There was also a wombat I bought for 10p from a Christmas fayre and named Ovid in tribute of a cartoon platypus rather than the Roman poet (prophetic Australian links there). And, perhaps most cerebrally, a large yellow duck I named Bertie after Bertie Ahern because he came into my life on the Easter of the Good Friday Agreement. I was nine.
My brother’s naming conventions were more straightforward – Big Ted, Orange Ted etc. Which isn’t to say I was more interesting, I just had so many teddies that eventually one had to think outside the box on the name front.
My main bear was Bruin (source of name unknown), who started out about my size, but eventually I grew and he didn’t. He was usurped by Hockley, who was a darker chocolate brown and more malleable than Bruin had been.
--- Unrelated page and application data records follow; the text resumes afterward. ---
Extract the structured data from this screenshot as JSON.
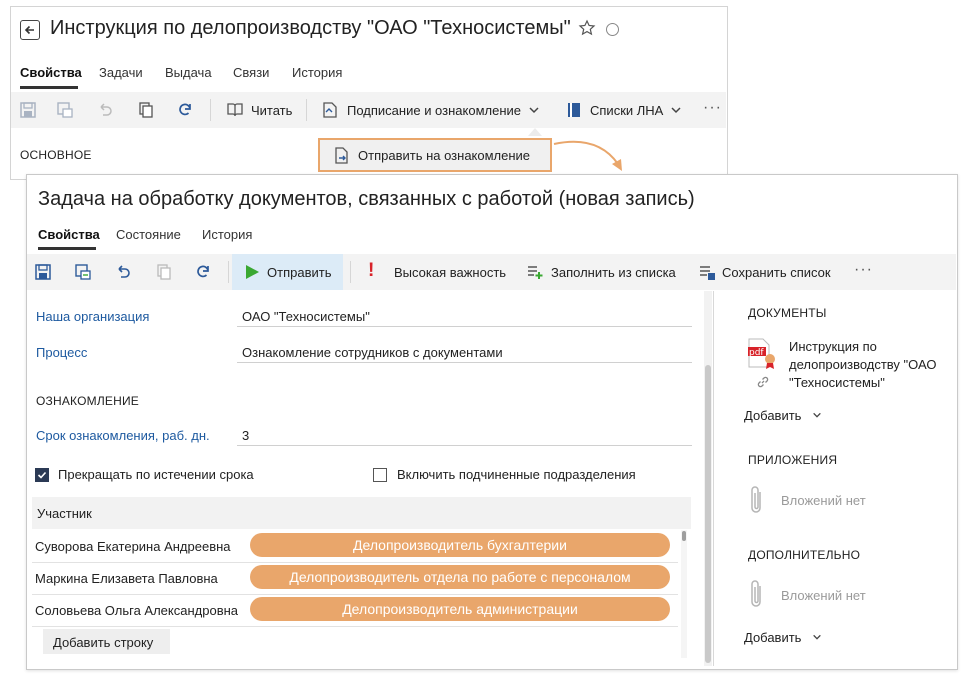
{
  "back_window": {
    "title": "Инструкция по делопроизводству \"ОАО \"Техносистемы\"",
    "tabs": [
      "Свойства",
      "Задачи",
      "Выдача",
      "Связи",
      "История"
    ],
    "toolbar": {
      "read_label": "Читать",
      "sign_label": "Подписание и ознакомление",
      "lna_label": "Списки ЛНА"
    },
    "section_label": "ОСНОВНОЕ",
    "dropdown_item": "Отправить на ознакомление"
  },
  "front_window": {
    "title": "Задача на обработку документов, связанных с работой (новая запись)",
    "tabs": [
      "Свойства",
      "Состояние",
      "История"
    ],
    "toolbar": {
      "send_label": "Отправить",
      "importance_label": "Высокая важность",
      "fill_label": "Заполнить из списка",
      "save_list_label": "Сохранить список"
    },
    "fields": {
      "org_label": "Наша организация",
      "org_value": "ОАО \"Техносистемы\"",
      "process_label": "Процесс",
      "process_value": "Ознакомление сотрудников с документами",
      "familiarization_header": "ОЗНАКОМЛЕНИЕ",
      "term_label": "Срок ознакомления, раб. дн.",
      "term_value": "3"
    },
    "checkboxes": {
      "stop_on_expiry": {
        "label": "Прекращать по истечении срока",
        "checked": true
      },
      "include_subdivisions": {
        "label": "Включить подчиненные подразделения",
        "checked": false
      }
    },
    "table": {
      "header": "Участник",
      "rows": [
        {
          "name": "Суворова Екатерина Андреевна",
          "role": "Делопроизводитель бухгалтерии"
        },
        {
          "name": "Маркина Елизавета Павловна",
          "role": "Делопроизводитель отдела по работе с персоналом"
        },
        {
          "name": "Соловьева Ольга Александровна",
          "role": "Делопроизводитель администрации"
        }
      ],
      "add_row_label": "Добавить строку"
    },
    "side_panel": {
      "documents_header": "ДОКУМЕНТЫ",
      "document_name": "Инструкция по делопроизводству \"ОАО \"Техносистемы\"",
      "pdf_badge": "pdf",
      "add_label": "Добавить",
      "attachments_header": "ПРИЛОЖЕНИЯ",
      "no_attachments": "Вложений нет",
      "additional_header": "ДОПОЛНИТЕЛЬНО",
      "no_attachments_2": "Вложений нет",
      "add_label_2": "Добавить"
    }
  },
  "colors": {
    "accent_orange": "#e9a66b",
    "link_blue": "#1e5aa0",
    "send_green": "#3aa832",
    "alert_red": "#d8232a",
    "icon_blue": "#2d5a9a"
  }
}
He also came pre-named, but Hockley is a suburb of Birmingham so he fitted well into my gallery of nomenclative curios.
As kids we were avid watchers of The Generation Game – the gameshow that ended with a conveyor belt full of prizes; things like a Spanish holiday or a fancy VCR and always always a giant cuddly toy – the sort that teenage boys win for their girlfriends in American films.
An announcer would list all the prizes, then the curtain in front of the conveyor would close and the contestant would have to remember as many items as they could. Any they named, they won. When the cuddly toy was named, the crowd would always cheer.
For the contestants, the car or the TV was probably the goal, but for me the cuddly toy was the ultimate prize. In an ideal world, you’d want a teddy that was much bigger than you and always stayed that way, no matter how tall you got.
A version of this post was sent by email on the 11th October 2020 as part of Internet Care Package – a weekly memoir project in the form of a newsletter. It also includes links to the best things I’ve found on the internet each week and occasional updates on my theatremaking. This blog is a select archive of those emails. Subscribe to get them right in your inbox.